§ **Task item**
What you return should match the entries below exactly, only without the images.
+-------+
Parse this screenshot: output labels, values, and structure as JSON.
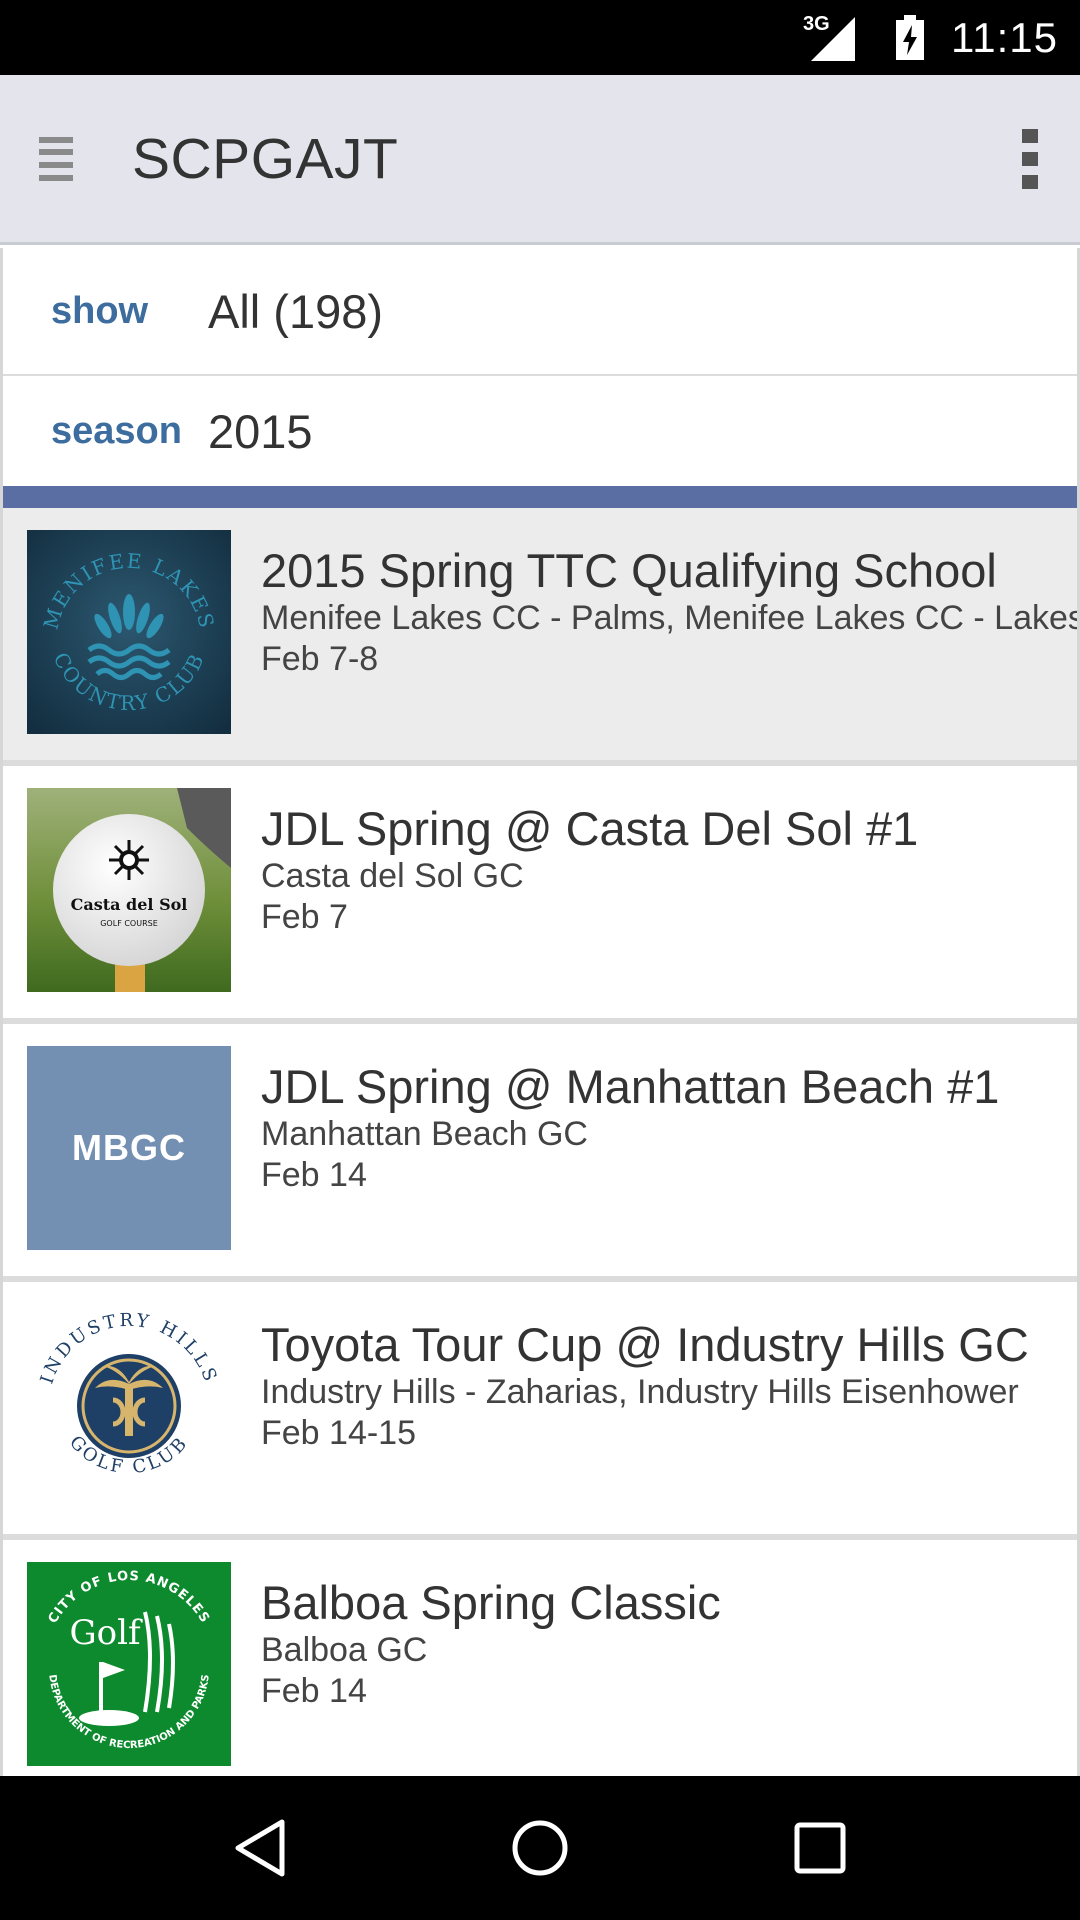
{
  "status_bar": {
    "network_label": "3G",
    "time": "11:15"
  },
  "app_bar": {
    "title": "SCPGAJT",
    "menu_icon": "hamburger-menu-icon",
    "overflow_icon": "more-vert-icon"
  },
  "filters": {
    "show": {
      "label": "show",
      "value": "All (198)"
    },
    "season": {
      "label": "season",
      "value": "2015"
    }
  },
  "events": [
    {
      "name": "2015 Spring TTC Qualifying School",
      "venue": "Menifee Lakes CC - Palms, Menifee Lakes CC - Lakes",
      "date": "Feb 7-8",
      "logo": "menifee-lakes-logo",
      "logo_text": "MENIFEE LAKES COUNTRY CLUB",
      "selected": true
    },
    {
      "name": "JDL Spring @ Casta Del Sol #1",
      "venue": "Casta del Sol GC",
      "date": "Feb 7",
      "logo": "casta-del-sol-logo",
      "logo_text_1": "Casta del Sol",
      "logo_text_2": "GOLF COURSE"
    },
    {
      "name": "JDL Spring @ Manhattan Beach #1",
      "venue": "Manhattan Beach GC",
      "date": "Feb 14",
      "logo": "mbgc-logo",
      "logo_text": "MBGC"
    },
    {
      "name": "Toyota Tour Cup @ Industry Hills GC",
      "venue": "Industry Hills - Zaharias, Industry Hills Eisenhower",
      "date": "Feb 14-15",
      "logo": "industry-hills-logo",
      "logo_text": "INDUSTRY HILLS GOLF CLUB"
    },
    {
      "name": "Balboa Spring Classic",
      "venue": "Balboa GC",
      "date": "Feb 14",
      "logo": "la-parks-golf-logo",
      "logo_text_1": "Golf",
      "logo_text_2": "CITY OF LOS ANGELES DEPARTMENT OF RECREATION AND PARKS"
    }
  ],
  "nav_bar": {
    "back_icon": "back-triangle-icon",
    "home_icon": "home-circle-icon",
    "recents_icon": "recents-square-icon"
  },
  "colors": {
    "accent_label": "#3d6c9e",
    "divider_band": "#5b6ea3",
    "app_bar": "#e4e5ec",
    "mbgc_bg": "#7390b3"
  }
}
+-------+
§ **Exercise response**
Parse this screenshot: output labels, values, and structure as JSON.
{
  "status_bar": {
    "network_label": "3G",
    "time": "11:15"
  },
  "app_bar": {
    "title": "SCPGAJT",
    "menu_icon": "hamburger-menu-icon",
    "overflow_icon": "more-vert-icon"
  },
  "filters": {
    "show": {
      "label": "show",
      "value": "All (198)"
    },
    "season": {
      "label": "season",
      "value": "2015"
    }
  },
  "events": [
    {
      "name": "2015 Spring TTC Qualifying School",
      "venue": "Menifee Lakes CC - Palms, Menifee Lakes CC - Lakes",
      "date": "Feb 7-8",
      "logo": "menifee-lakes-logo",
      "logo_text": "MENIFEE LAKES COUNTRY CLUB",
      "selected": true
    },
    {
      "name": "JDL Spring @ Casta Del Sol #1",
      "venue": "Casta del Sol GC",
      "date": "Feb 7",
      "logo": "casta-del-sol-logo",
      "logo_text_1": "Casta del Sol",
      "logo_text_2": "GOLF COURSE"
    },
    {
      "name": "JDL Spring @ Manhattan Beach #1",
      "venue": "Manhattan Beach GC",
      "date": "Feb 14",
      "logo": "mbgc-logo",
      "logo_text": "MBGC"
    },
    {
      "name": "Toyota Tour Cup @ Industry Hills GC",
      "venue": "Industry Hills - Zaharias, Industry Hills Eisenhower",
      "date": "Feb 14-15",
      "logo": "industry-hills-logo",
      "logo_text": "INDUSTRY HILLS GOLF CLUB"
    },
    {
      "name": "Balboa Spring Classic",
      "venue": "Balboa GC",
      "date": "Feb 14",
      "logo": "la-parks-golf-logo",
      "logo_text_1": "Golf",
      "logo_text_2": "CITY OF LOS ANGELES DEPARTMENT OF RECREATION AND PARKS"
    }
  ],
  "nav_bar": {
    "back_icon": "back-triangle-icon",
    "home_icon": "home-circle-icon",
    "recents_icon": "recents-square-icon"
  },
  "colors": {
    "accent_label": "#3d6c9e",
    "divider_band": "#5b6ea3",
    "app_bar": "#e4e5ec",
    "mbgc_bg": "#7390b3"
  }
}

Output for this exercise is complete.